Document Type


Date of Degree

Summer 2011

Degree Name

PhD (Doctor of Philosophy)

Degree In

Psychological and Quantitative Foundations

First Advisor

Altmaier, Elizabeth M

First Committee Member

Stormoen, Doris J

Second Committee Member

Brennan, Tim J

Third Committee Member

Ansley, Timothy N

Fourth Committee Member

Ali, Saba R


This study sought to provide a description of the psychosocial profile of persons with complex regional pain syndrome (CRPS). CRPS is an excruciatingly painful and debilitating condition that is poorly understood by medical professionals. Its profound impact on an individual's quality of life prompts a closer examination of the psychosocial profile of individuals suffering from CRPS. The extant literature examining psychological variables associated with CRPS is inconclusive with regard to the role that these factors play in the course of the syndrome. It has been shown, however, that CRPS patients suffer tremendous physical discomfort and this is often reflected in increased emotional distress. The present study assesses level of pain, anxiety, depression, disability, intrusive thoughts, quality of life, and demographic variables utilizing a national sample obtained from an online survey distributed to members of an organization that provides resources to CRPS patients. Descriptive data are presented for all data gathered and specific correlates of quality of life were examined. Results of the study demonstrated that this sample endorsed high levels of anxiety and depression and reported low levels of both physical and mental quality of life. When compared to normative data, this sample endorsed more pain and anxiety than other pain populations and also endorsed lower mental and physical quality of life than other pain conditions. The psychosocial profile of individuals with CRPS type I did not vary significantly from individuals with type II. Intrusive thoughts were uniquely predictive of disability, physical quality of life, and mental quality of life after controlling for age, gender, and pain level. The role of intrusive thoughts in predicting disability and quality of life suggests a potential mechanism by which clinicians can target psychotherapeutic treatment.

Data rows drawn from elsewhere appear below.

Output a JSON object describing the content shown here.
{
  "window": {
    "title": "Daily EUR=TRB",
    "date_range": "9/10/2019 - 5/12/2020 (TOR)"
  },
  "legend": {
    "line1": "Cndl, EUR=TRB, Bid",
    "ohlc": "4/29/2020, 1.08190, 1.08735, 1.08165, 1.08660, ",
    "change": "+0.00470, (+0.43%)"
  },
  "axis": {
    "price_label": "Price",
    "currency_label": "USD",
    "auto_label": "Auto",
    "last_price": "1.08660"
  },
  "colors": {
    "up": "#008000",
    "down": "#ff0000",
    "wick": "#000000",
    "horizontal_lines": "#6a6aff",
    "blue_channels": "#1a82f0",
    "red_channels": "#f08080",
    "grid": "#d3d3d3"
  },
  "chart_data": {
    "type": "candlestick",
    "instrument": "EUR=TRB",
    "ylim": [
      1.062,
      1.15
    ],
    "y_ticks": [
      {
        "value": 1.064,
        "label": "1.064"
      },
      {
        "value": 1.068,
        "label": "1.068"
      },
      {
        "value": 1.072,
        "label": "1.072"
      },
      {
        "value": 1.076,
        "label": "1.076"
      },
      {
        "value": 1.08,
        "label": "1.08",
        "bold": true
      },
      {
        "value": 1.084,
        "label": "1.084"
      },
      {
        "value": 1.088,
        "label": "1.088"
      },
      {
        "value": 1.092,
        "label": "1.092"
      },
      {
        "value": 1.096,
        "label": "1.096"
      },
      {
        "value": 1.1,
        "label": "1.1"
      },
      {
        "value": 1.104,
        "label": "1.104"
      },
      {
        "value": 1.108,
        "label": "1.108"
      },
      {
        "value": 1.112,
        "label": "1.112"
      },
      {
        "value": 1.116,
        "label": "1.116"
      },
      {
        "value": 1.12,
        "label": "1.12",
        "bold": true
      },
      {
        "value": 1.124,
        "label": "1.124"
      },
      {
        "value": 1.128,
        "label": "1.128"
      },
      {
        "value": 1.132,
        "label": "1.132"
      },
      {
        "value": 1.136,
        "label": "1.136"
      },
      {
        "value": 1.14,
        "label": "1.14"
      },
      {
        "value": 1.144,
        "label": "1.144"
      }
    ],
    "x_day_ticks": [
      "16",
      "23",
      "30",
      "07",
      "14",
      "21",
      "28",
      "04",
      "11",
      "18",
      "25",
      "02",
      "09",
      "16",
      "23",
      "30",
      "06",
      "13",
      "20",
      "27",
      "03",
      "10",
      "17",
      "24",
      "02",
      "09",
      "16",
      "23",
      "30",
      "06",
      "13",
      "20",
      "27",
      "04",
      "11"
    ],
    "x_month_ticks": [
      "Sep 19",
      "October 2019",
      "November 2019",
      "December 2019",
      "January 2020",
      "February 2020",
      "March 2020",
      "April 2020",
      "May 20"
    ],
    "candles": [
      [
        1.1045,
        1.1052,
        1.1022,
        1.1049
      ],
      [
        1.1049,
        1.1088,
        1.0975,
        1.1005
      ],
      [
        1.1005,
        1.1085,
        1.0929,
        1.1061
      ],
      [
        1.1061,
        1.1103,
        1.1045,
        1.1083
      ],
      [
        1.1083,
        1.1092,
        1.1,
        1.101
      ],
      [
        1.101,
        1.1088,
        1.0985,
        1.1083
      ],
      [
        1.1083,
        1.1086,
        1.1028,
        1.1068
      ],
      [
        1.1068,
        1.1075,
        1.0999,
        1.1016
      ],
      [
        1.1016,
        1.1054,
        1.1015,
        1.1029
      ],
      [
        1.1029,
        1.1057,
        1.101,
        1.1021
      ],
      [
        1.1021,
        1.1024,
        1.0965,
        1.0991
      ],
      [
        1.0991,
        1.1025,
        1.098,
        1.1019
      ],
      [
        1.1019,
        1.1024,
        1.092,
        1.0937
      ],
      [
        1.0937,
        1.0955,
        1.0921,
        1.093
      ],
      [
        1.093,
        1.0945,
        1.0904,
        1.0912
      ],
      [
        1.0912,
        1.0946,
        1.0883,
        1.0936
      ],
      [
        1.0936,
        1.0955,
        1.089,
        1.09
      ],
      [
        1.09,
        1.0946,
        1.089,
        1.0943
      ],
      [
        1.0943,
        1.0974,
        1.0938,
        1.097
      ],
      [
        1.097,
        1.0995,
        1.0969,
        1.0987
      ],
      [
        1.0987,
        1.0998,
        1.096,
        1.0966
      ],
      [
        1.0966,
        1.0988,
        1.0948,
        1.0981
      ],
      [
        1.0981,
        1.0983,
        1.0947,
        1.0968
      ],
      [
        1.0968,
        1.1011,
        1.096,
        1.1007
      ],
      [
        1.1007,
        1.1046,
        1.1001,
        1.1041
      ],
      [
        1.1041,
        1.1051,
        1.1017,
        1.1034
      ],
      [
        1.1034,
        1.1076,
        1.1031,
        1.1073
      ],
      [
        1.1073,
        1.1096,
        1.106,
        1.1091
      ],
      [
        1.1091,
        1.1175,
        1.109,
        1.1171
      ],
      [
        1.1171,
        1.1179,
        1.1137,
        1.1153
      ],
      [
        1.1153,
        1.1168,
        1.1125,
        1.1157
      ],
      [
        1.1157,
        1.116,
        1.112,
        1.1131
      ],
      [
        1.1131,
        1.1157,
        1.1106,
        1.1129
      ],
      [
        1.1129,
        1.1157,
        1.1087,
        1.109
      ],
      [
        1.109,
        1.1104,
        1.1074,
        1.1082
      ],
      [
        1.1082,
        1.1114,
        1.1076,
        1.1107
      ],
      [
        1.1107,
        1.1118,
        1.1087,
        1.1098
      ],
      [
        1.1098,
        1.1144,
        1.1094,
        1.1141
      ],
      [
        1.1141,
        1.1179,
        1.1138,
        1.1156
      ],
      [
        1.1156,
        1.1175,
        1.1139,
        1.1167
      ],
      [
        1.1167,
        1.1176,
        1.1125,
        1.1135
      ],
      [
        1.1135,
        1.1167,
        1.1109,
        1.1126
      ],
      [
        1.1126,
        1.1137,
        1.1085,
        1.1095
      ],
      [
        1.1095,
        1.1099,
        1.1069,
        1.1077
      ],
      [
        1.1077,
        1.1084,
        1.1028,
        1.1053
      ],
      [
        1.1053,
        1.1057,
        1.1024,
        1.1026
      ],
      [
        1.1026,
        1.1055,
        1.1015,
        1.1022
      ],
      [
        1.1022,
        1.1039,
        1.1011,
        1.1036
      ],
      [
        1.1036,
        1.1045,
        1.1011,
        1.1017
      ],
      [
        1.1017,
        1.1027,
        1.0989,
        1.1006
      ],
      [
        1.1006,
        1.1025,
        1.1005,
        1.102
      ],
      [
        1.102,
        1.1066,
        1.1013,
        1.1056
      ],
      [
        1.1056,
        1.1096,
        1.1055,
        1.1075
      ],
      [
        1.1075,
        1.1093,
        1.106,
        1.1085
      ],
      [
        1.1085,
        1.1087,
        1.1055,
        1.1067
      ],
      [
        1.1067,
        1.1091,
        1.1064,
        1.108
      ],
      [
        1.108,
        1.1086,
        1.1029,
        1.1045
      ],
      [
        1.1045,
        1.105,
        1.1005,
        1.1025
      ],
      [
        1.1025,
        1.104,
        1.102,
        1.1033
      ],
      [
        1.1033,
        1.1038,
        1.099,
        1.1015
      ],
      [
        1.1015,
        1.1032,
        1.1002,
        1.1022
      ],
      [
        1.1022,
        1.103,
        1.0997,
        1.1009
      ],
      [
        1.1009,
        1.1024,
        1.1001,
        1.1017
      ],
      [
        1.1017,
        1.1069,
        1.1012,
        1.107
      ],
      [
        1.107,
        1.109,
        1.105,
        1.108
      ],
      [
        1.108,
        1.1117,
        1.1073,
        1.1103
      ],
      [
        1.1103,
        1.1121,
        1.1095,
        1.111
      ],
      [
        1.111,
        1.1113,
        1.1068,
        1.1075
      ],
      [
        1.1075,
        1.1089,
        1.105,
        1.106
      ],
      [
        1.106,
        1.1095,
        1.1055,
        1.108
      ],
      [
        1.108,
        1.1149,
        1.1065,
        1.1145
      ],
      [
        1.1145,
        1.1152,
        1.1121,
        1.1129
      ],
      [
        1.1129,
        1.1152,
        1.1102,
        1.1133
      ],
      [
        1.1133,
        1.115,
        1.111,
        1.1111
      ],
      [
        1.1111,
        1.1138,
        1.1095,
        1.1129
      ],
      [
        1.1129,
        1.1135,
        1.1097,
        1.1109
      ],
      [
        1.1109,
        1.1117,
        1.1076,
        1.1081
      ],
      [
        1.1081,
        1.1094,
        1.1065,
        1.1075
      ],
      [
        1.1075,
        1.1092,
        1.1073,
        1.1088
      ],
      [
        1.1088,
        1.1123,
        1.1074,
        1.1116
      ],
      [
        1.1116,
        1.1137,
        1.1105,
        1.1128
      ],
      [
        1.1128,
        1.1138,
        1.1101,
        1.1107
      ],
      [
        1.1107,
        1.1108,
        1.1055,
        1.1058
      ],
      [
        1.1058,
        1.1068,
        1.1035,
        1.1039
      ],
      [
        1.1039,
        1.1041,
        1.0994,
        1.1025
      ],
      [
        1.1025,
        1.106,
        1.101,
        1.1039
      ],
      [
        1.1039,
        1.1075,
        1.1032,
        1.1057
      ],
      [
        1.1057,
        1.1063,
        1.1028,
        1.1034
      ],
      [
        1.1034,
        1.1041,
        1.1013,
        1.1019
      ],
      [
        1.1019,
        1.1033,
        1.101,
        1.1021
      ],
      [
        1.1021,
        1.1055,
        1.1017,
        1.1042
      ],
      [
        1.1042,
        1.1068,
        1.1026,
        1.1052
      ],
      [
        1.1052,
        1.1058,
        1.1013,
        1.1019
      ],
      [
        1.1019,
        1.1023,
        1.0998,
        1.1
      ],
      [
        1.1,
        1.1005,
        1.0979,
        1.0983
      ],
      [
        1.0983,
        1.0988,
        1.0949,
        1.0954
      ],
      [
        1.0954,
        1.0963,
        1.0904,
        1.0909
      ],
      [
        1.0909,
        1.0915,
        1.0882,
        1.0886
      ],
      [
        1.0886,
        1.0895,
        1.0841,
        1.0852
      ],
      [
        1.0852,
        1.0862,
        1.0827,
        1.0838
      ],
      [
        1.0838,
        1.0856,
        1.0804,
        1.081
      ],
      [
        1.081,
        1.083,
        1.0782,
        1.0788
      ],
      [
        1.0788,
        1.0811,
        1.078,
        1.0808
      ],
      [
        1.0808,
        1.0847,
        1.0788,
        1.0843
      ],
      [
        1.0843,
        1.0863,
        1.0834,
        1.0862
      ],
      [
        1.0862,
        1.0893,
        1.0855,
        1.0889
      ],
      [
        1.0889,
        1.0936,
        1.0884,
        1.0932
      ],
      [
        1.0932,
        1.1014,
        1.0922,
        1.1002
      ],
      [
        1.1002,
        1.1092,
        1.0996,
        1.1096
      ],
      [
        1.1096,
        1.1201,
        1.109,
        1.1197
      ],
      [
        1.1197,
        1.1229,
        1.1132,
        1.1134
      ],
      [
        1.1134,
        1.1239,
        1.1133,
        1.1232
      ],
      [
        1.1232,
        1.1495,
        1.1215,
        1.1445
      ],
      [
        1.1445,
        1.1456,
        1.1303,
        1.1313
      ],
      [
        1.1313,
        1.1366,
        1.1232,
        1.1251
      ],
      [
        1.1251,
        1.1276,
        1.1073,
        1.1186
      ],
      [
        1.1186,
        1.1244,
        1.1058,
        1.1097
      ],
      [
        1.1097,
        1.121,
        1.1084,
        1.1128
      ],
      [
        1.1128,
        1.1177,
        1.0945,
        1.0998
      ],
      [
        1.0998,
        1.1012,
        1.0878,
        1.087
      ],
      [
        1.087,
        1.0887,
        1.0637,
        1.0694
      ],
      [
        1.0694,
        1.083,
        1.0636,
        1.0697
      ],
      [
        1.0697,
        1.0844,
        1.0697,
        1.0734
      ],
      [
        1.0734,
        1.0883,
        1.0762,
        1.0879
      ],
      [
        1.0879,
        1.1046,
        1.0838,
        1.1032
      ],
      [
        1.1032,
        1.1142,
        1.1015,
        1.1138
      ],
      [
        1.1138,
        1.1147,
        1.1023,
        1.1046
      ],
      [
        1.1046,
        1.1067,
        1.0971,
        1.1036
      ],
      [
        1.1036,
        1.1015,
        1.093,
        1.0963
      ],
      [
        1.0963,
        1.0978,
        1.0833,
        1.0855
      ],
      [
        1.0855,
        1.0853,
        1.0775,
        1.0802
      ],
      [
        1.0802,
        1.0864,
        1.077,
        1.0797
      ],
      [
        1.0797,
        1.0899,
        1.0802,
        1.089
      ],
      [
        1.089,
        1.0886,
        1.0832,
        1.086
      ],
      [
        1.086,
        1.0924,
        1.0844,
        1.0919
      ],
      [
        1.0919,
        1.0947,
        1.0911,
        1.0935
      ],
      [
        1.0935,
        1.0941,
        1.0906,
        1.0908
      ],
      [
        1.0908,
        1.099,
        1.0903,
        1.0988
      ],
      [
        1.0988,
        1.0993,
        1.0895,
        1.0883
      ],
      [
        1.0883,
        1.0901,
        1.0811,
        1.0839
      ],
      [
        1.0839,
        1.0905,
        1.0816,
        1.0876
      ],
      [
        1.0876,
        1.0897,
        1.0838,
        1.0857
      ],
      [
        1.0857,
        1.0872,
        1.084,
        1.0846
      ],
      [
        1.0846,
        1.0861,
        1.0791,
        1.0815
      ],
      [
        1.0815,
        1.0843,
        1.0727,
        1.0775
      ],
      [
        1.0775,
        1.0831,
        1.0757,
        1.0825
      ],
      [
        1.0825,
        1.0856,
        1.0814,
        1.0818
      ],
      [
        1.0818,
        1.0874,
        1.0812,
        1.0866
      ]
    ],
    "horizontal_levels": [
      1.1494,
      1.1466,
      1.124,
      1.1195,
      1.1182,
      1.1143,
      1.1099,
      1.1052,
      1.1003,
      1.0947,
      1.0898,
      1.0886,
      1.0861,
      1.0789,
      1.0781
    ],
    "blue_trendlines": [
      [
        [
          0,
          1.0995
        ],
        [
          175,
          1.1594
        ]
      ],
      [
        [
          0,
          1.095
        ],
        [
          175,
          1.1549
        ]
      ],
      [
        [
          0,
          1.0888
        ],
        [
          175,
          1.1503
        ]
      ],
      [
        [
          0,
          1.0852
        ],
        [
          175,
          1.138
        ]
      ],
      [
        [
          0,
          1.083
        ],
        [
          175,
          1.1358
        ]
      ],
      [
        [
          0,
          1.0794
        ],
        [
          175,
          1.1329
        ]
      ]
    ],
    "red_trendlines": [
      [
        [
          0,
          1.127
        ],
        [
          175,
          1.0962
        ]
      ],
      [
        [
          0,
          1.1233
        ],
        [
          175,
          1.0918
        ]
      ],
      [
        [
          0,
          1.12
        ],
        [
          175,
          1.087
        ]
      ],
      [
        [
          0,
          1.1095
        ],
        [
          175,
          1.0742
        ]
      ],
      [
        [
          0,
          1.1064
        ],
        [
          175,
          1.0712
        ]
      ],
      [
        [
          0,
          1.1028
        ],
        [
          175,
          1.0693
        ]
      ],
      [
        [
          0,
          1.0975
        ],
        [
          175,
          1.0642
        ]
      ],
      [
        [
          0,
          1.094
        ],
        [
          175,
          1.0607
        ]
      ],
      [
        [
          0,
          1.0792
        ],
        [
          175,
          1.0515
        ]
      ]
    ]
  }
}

Understanding the psychosocial profile and psychological sequelae of this disorder will help both physicians and psychologists understand the impact of CRPS on patients and provide a pathway for improved comprehensive interdisciplinary treatments.


Chronic Pain, Complex Regional Pain Syndrome, Quality of Life


viii, 109 pages


Includes bibliographical references (pages 101-109).


Copyright 2011 Jessica Ann Lohnberg